So that's what a Mobile Ad Hoc Network is. Now, important aspects of MANET, one is a power budget. So you really have to worry about power when you're talking about MANET, because MANETs each one ofthe devices mobile, these IoT devices, they're all mobile They're all running off of batteries and the batteries can run out. So battery power is really important when you're talking about MANET so you change the protocol to save power.
- Mobile devices are power constrained
- Standard LAN protocols must be modified
- Battery is often the heaviest component
(2) MANET Issues: Data Rate and Security
Wireless bandwidth is lower than wired Bandwidth costs power
Compare Bluetooth to Bluetooth low energy. So, Bluetooth is a network protocol, wireless. Bluetooth low energy is another network protocol derived from Bluetooth but is a low energy version of Bluetooth. So Bluetooth, you can send video across Bluetooth. You can get enough data rate sent to transmit video reasonably well. Now Bluetooth low energy, there's no way you get the same data rate. It uses a lot less power but you get a lot lower data rate. So you can't send video. So the fact that you're going to low power restricts you in terms of your data rate and that restricts your functionality in a lot of different ways.
Power is not available for complex security
No encryption, antivirus, etc.
Security, often security costs you in terms of power. So say you wanna do encryption. You wanna take all your messages and encrypt them before sending or something like that takes power. It takes power to do those operations, to encrypt the date, decrypt the data. So security has a cost in terms of power and since your power constraint maybe you can't do as much security as you wanted to do. Alsothings like anti-virus tools. You never see anti-virus tools for cell phones or I think such a thing exists but it's not common. But if you talk about an IoT device, like a watch or something. They don't have antivirus for that because the computational power just isn't there.

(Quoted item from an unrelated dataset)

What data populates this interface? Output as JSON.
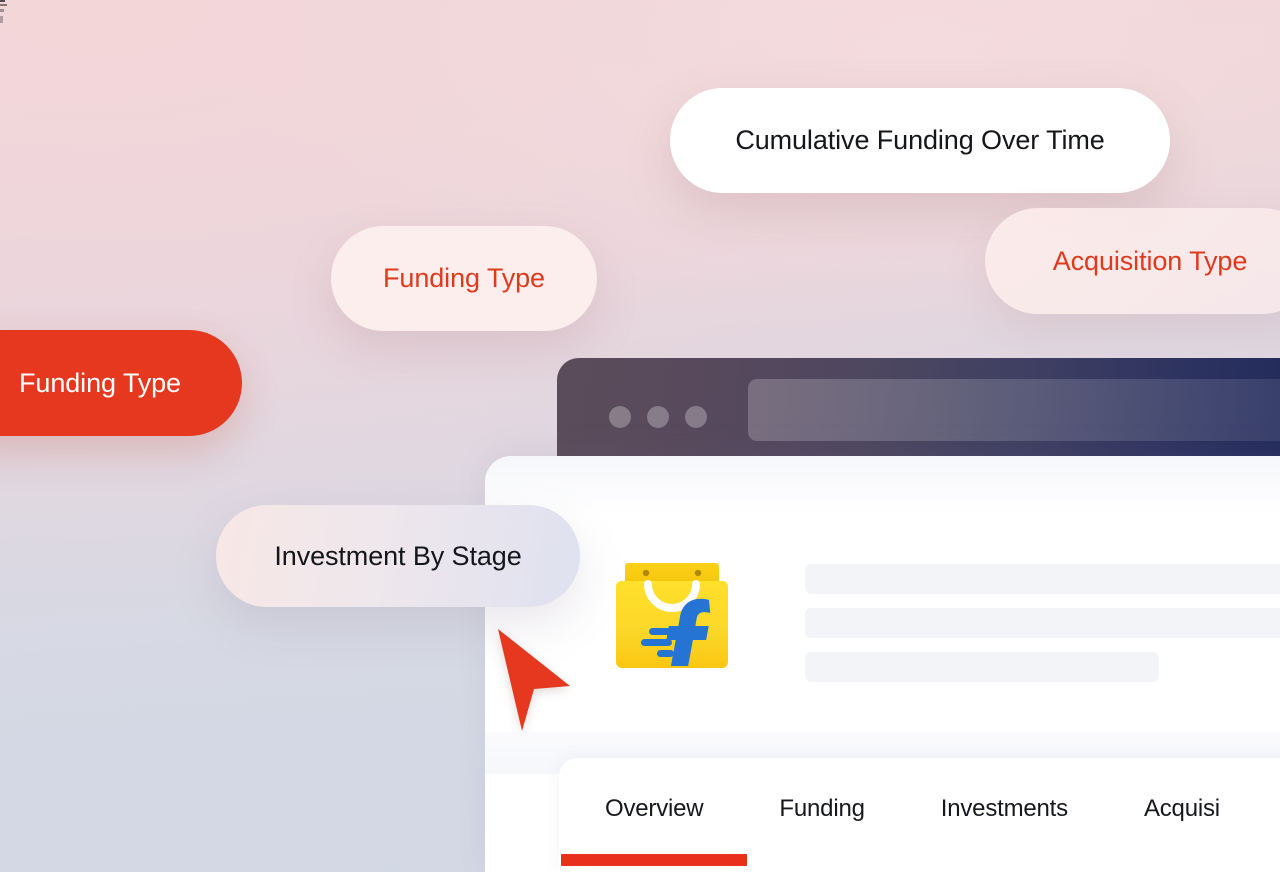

It doesn't have the extra cycles to be able to do antivirus tasks at the same time as doing its regular tasks. The reason for that is because these IoT devices, and we talked about this before, they're designed to be much more efficient. Meaning a desktop laptop 99.9% of the time, it is being underutilized. Very rarely are you fully utilizing that processor. So, it has extra cycles, extra power, to be spent doing antivirus tasks or something like that. Embedded systems, which IoT devices are they don't have those excess cycles. They use all the power they have, or most of it.
3.2.2 Network Programming in Practice
Now in practice when we do network programming later in specialization. There are levels in the stack. There are different layers in the stack, Application, TCP/UDP and all this. But we don't have to touch those directly in our coding. So, when we use an Arduino or a Raspberry Pi you will be calling library functions at the application layer. So, your code is gonna be at the application layer, almost exclusively at the application layer. So, you call very simple functions which will take care of the details for you.
3.3 Lecture 3.3 Packet Capture Demo
We've been talking about capturing packets on the network interface. I've mentioned it before and now we're going to just try a little bit, let you see how to do it. Actually that will be one of the assignments too, you can give it a try. So we'll start out by starting the WireShark application, which is going to be our packet capture tool.
So WireShark, I have the icon down here onthe bottom. It's this shark fin one. So I'll start that. So network packetprotocol analyzer. So if we look at WireShark, let's pull it up a little bit,first thing it does is, right on the front screen, it gives me a list ofdevices. Interface list here. Let's click on interface list to see theinterfaces.
List the available interface that can be captured.
Now, notice the start button. When I select start, it will start capturing. So I'll hit start, and WireShark should start capturing packets.